TikTok user @buttercrying posted this video which received 1 million views and 188.8K likes:
She says: ‘Capitalising off of a service created for low-income individuals and families is fucking ugly. You’re all bad people. I don’t care.’
Her point is entirely valid. After all, thrift stores and charity shops were created not only to supply low-income individuals with affordable clothing, but a lot of the time, the money they make from the clothes will go back into helping those individuals. Goodwill is ‘a provider of employment, training, and rehabilitation for people of limited employability, and a source of temporary assistance for individuals whose resources were depleted.’ This means that the money made in their thrift stores goes back to low-income individuals.
Not all charity shops work this way; some put their money into research or medicine. But Jacklyn mostly shops at Goodwill, so while she is ‘capitalizing off of a service created for low-income individuals, ‘ she is also contributing to a charity that works with them.
It’s also worth noting that many people who resell are not incredibly rich. Most of the time, they are people, primarily women, who are just trying to make some extra cash.
Are Resellers Buying Out Thrift Stores?
The other argument against resellers is that they are forcing charity shops to increase their prices which will eventually result in them closing down. If they close down, it not only limits the options for low-income individuals but also means that many clothes will go straight to landfills. It would be a hit to sustainable fashion as there would be fewer alternatives for fast fashion.
One Twitter user pointed out that thrift stores have too many clothes and can’t sell them fast enough.
A volunteer at a thrift store shared a picture of the number of clothes that were going to developing countries or being recycled because they didn’t sell:
Resellers buying so many clothes from thrift stores is helping them. With so many more clothes, there’s enough to go around for everyone. Discouraging resellers from buying from thrift stores will result in the stores throwing out more clothes.
A Different Perspective
Another TikTok user gave an alternative view:
@prettycritical argues that many of the hate resellers receive out of jealousy. Thrifting has grown to appear cool and trendy, but as the TikTok user says, most of the time, it is ‘the luck of the draw.’ The hate is partly down to people envying that they didn’t find those clothes first.
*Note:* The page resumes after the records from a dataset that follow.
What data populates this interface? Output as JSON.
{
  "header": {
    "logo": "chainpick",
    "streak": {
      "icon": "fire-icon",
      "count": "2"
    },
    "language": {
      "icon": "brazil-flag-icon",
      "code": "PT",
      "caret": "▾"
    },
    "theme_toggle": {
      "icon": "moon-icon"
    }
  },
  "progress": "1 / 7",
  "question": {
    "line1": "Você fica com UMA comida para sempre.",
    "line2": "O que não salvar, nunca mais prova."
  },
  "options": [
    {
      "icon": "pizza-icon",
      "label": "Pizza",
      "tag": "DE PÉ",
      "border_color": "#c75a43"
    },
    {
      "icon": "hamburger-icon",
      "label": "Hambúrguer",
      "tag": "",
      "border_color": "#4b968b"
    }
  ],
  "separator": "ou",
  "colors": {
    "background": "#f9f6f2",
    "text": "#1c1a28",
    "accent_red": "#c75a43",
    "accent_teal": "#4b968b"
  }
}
Honestly, I understand why people feel like reselling is unethical. But ultimately, these people are still contributing to charities and promoting sustainable fashion. There will always be more clothes. Most importantly, users such as @jbwells2 are getting people into thrifting and shopping for second-hand clothing.